Component data from apps and pages -
------

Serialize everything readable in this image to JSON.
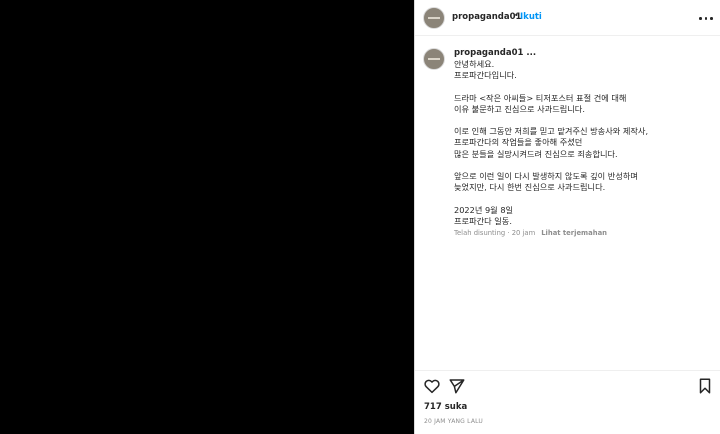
{
  "post": {
    "username": "propaganda01",
    "separator": "•",
    "follow_label": "Ikuti",
    "caption_username": "propaganda01 ...",
    "caption_text": "안녕하세요.\n프로파간다입니다.\n\n드라마 <작은 아씨들> 티저포스터 표절 건에 대해\n이유 불문하고 진심으로 사과드립니다.\n\n이로 인해 그동안 저희를 믿고 맡겨주신 방송사와 제작사,\n프로파간다의 작업들을 좋아해 주셨던\n많은 분들을 실망시켜드려 진심으로 죄송합니다.\n\n앞으로 이런 일이 다시 발생하지 않도록 깊이 반성하며\n늦었지만, 다시 한번 진심으로 사과드립니다.\n\n2022년 9월 8일\n프로파간다 일동.",
    "edited_meta": "Telah disunting · 20 jam",
    "translate_label": "Lihat terjemahan",
    "likes": "717 suka",
    "timestamp": "20 JAM YANG LALU"
  },
  "icons": {
    "more": "more-options-icon",
    "like": "heart-icon",
    "share": "send-icon",
    "save": "bookmark-icon"
  },
  "colors": {
    "media_background": "#000000",
    "follow": "#0095f6",
    "text": "#262626",
    "muted": "#8e8e8e",
    "avatar": "#8b8478"
  }
}
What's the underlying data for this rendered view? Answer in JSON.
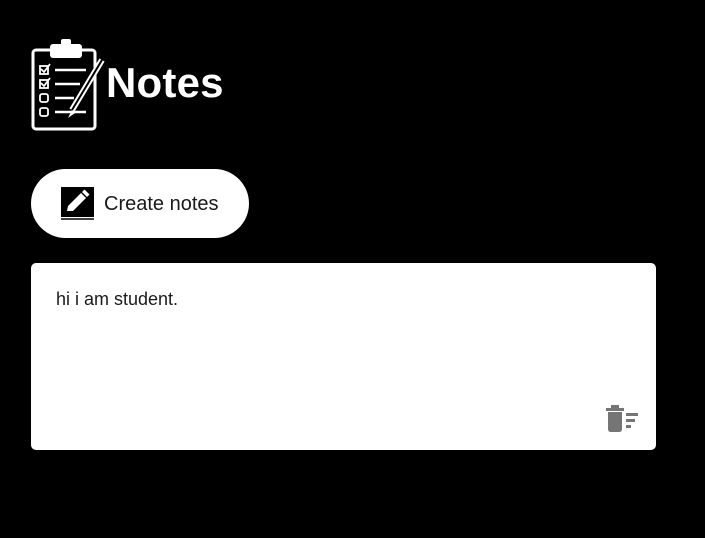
{
  "header": {
    "title": "Notes",
    "logo_icon": "clipboard-checklist-icon"
  },
  "toolbar": {
    "create_label": "Create notes",
    "create_icon": "edit-pencil-icon"
  },
  "notes": [
    {
      "text": "hi i am student.",
      "delete_icon": "delete-sweep-icon"
    }
  ],
  "colors": {
    "background": "#000000",
    "card": "#ffffff",
    "text": "#1a1a1a",
    "icon_gray": "#757575"
  }
}
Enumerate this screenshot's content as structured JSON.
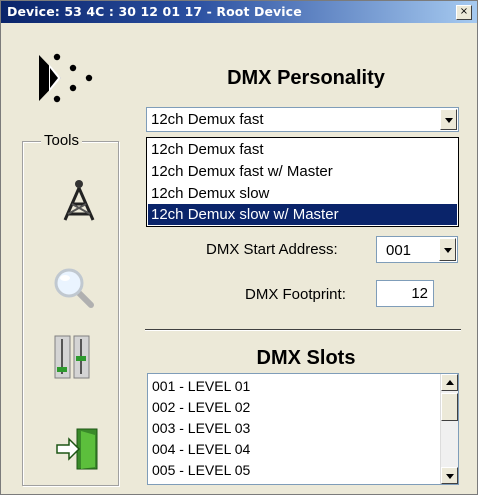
{
  "window": {
    "title": "Device: 53 4C : 30 12 01 17 - Root Device",
    "close_glyph": "×"
  },
  "tools": {
    "legend": "Tools",
    "items": [
      {
        "icon": "antenna-tower-icon"
      },
      {
        "icon": "magnifier-icon"
      },
      {
        "icon": "fader-sliders-icon"
      },
      {
        "icon": "exit-door-icon"
      }
    ]
  },
  "personality": {
    "heading": "DMX Personality",
    "selected": "12ch Demux fast",
    "options": [
      "12ch Demux fast",
      "12ch Demux fast w/ Master",
      "12ch Demux slow",
      "12ch Demux slow w/ Master"
    ],
    "highlighted_index": 3
  },
  "start_address": {
    "label": "DMX Start Address:",
    "value": "001"
  },
  "footprint": {
    "label": "DMX Footprint:",
    "value": "12"
  },
  "slots": {
    "heading": "DMX Slots",
    "items": [
      "001 - LEVEL 01",
      "002 - LEVEL 02",
      "003 - LEVEL 03",
      "004 - LEVEL 04",
      "005 - LEVEL 05"
    ]
  },
  "colors": {
    "titlebar_start": "#0a246a",
    "titlebar_end": "#a6caf0",
    "selection": "#0a246a",
    "face": "#ece9d8"
  }
}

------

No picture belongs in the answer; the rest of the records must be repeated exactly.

Serialize everything readable in this image to JSON.
{
  "post": {
    "username": "propaganda01",
    "separator": "•",
    "follow_label": "Ikuti",
    "caption_username": "propaganda01 ...",
    "caption_text": "안녕하세요.\n프로파간다입니다.\n\n드라마 <작은 아씨들> 티저포스터 표절 건에 대해\n이유 불문하고 진심으로 사과드립니다.\n\n이로 인해 그동안 저희를 믿고 맡겨주신 방송사와 제작사,\n프로파간다의 작업들을 좋아해 주셨던\n많은 분들을 실망시켜드려 진심으로 죄송합니다.\n\n앞으로 이런 일이 다시 발생하지 않도록 깊이 반성하며\n늦었지만, 다시 한번 진심으로 사과드립니다.\n\n2022년 9월 8일\n프로파간다 일동.",
    "edited_meta": "Telah disunting · 20 jam",
    "translate_label": "Lihat terjemahan",
    "likes": "717 suka",
    "timestamp": "20 JAM YANG LALU"
  },
  "icons": {
    "more": "more-options-icon",
    "like": "heart-icon",
    "share": "send-icon",
    "save": "bookmark-icon"
  },
  "colors": {
    "media_background": "#000000",
    "follow": "#0095f6",
    "text": "#262626",
    "muted": "#8e8e8e",
    "avatar": "#8b8478"
  }
}
What's the underlying data for this rendered view? Answer in JSON.
{
  "header": {
    "title": "Notes",
    "logo_icon": "clipboard-checklist-icon"
  },
  "toolbar": {
    "create_label": "Create notes",
    "create_icon": "edit-pencil-icon"
  },
  "notes": [
    {
      "text": "hi i am student.",
      "delete_icon": "delete-sweep-icon"
    }
  ],
  "colors": {
    "background": "#000000",
    "card": "#ffffff",
    "text": "#1a1a1a",
    "icon_gray": "#757575"
  }
}
Enumerate this screenshot's content as structured JSON.
{
  "window": {
    "title": "Device: 53 4C : 30 12 01 17 - Root Device",
    "close_glyph": "×"
  },
  "tools": {
    "legend": "Tools",
    "items": [
      {
        "icon": "antenna-tower-icon"
      },
      {
        "icon": "magnifier-icon"
      },
      {
        "icon": "fader-sliders-icon"
      },
      {
        "icon": "exit-door-icon"
      }
    ]
  },
  "personality": {
    "heading": "DMX Personality",
    "selected": "12ch Demux fast",
    "options": [
      "12ch Demux fast",
      "12ch Demux fast w/ Master",
      "12ch Demux slow",
      "12ch Demux slow w/ Master"
    ],
    "highlighted_index": 3
  },
  "start_address": {
    "label": "DMX Start Address:",
    "value": "001"
  },
  "footprint": {
    "label": "DMX Footprint:",
    "value": "12"
  },
  "slots": {
    "heading": "DMX Slots",
    "items": [
      "001 - LEVEL 01",
      "002 - LEVEL 02",
      "003 - LEVEL 03",
      "004 - LEVEL 04",
      "005 - LEVEL 05"
    ]
  },
  "colors": {
    "titlebar_start": "#0a246a",
    "titlebar_end": "#a6caf0",
    "selection": "#0a246a",
    "face": "#ece9d8"
  }
}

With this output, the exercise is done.